+++ Listed records

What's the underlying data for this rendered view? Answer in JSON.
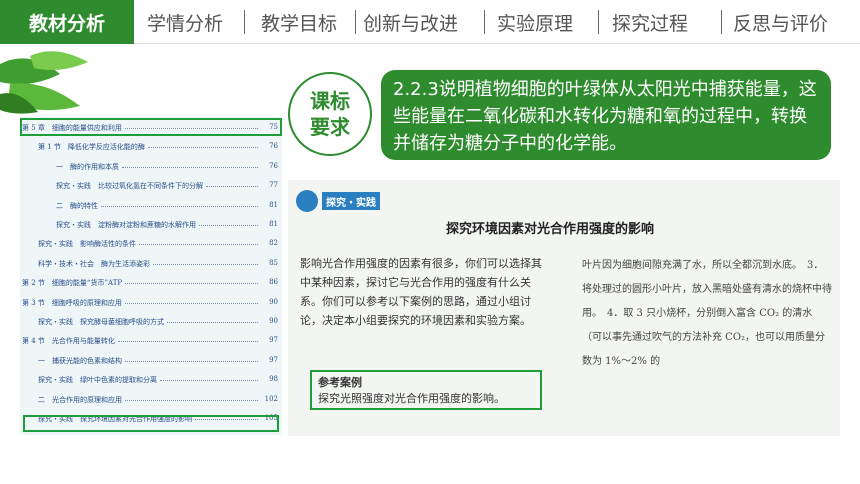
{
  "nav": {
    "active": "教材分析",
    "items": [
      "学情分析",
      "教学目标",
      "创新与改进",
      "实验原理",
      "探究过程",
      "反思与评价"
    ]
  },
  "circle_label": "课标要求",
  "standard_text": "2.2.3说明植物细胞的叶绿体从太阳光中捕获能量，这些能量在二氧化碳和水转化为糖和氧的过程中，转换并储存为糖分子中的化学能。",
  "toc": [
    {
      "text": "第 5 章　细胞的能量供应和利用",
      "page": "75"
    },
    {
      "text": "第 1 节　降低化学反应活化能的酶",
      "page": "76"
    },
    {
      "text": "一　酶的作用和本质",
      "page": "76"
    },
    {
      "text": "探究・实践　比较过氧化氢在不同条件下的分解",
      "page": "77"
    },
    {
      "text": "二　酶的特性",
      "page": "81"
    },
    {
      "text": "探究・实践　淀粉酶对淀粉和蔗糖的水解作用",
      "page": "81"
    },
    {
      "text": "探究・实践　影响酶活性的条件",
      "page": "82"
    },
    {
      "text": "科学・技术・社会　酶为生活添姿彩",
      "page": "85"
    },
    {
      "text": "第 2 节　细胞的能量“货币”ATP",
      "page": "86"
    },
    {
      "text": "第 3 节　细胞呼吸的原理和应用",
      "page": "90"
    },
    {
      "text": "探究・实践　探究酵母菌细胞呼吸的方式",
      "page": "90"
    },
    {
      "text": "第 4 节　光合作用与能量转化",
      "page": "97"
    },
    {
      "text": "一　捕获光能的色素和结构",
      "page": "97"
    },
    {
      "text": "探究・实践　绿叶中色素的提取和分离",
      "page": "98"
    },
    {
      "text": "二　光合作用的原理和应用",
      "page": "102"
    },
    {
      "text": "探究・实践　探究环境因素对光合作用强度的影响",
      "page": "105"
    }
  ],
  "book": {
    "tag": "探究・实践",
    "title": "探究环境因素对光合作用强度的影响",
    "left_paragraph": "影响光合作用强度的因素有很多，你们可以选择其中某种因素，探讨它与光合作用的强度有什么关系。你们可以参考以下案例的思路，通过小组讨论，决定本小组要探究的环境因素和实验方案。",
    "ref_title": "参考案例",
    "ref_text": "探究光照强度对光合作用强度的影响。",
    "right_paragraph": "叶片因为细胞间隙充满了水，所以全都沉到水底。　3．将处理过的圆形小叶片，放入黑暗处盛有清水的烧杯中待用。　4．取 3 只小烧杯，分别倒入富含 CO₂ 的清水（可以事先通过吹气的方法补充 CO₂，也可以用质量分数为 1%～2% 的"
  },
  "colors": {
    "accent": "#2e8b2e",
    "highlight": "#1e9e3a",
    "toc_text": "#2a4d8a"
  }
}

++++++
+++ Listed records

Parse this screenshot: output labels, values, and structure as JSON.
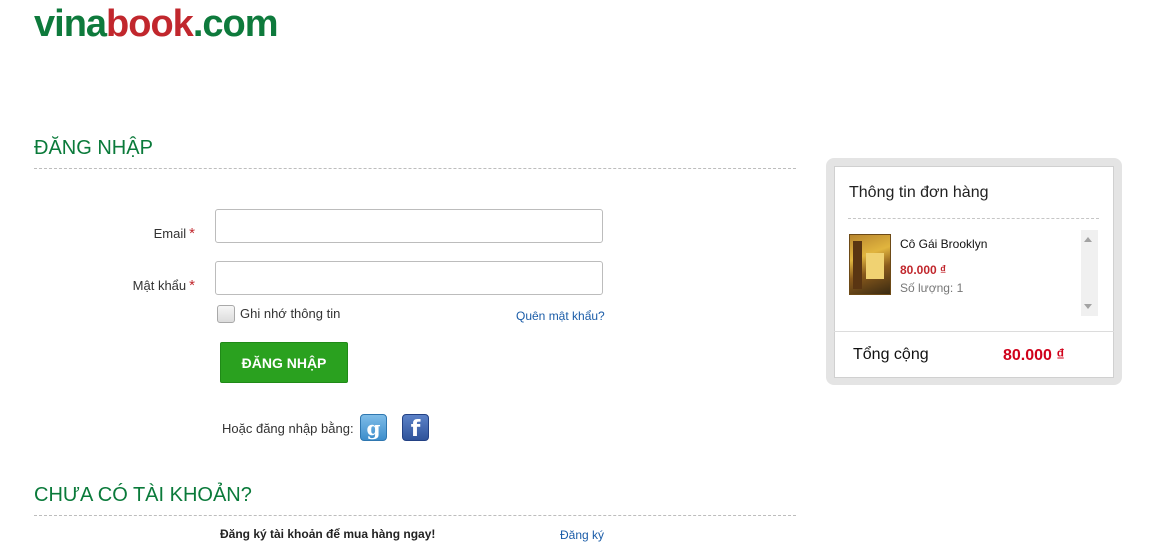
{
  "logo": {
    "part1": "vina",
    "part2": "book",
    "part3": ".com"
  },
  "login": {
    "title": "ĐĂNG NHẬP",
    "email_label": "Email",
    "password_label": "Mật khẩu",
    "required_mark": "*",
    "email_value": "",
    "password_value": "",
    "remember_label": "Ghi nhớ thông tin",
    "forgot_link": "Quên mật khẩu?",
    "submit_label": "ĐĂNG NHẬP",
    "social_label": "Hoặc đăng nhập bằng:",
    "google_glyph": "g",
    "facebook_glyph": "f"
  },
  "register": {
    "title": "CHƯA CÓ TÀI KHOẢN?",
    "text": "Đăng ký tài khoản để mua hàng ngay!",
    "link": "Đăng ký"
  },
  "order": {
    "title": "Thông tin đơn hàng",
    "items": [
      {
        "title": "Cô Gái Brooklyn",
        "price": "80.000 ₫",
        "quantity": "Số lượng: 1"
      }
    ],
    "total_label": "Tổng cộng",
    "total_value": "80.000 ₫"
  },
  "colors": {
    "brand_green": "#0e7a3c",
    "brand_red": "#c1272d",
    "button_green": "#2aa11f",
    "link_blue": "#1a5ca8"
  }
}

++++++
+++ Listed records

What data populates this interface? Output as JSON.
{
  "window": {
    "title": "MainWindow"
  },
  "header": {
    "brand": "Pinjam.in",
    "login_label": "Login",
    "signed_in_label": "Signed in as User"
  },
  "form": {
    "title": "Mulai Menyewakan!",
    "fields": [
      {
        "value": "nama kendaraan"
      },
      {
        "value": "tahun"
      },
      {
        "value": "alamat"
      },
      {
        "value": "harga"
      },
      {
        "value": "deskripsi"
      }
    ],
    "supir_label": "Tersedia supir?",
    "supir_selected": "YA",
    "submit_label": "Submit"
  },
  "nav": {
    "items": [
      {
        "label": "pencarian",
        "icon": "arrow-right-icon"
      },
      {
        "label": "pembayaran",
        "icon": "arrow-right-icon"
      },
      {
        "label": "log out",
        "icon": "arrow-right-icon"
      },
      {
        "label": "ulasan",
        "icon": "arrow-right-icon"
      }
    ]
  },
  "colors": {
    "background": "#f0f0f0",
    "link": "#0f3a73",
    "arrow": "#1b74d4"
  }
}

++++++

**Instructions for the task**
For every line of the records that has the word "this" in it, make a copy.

**Completed task**
What's the underlying data for this rendered view? Answer in JSON.
Parse this screenshot: output labels, values, and structure as JSON.
What data populates this interface? Output as JSON.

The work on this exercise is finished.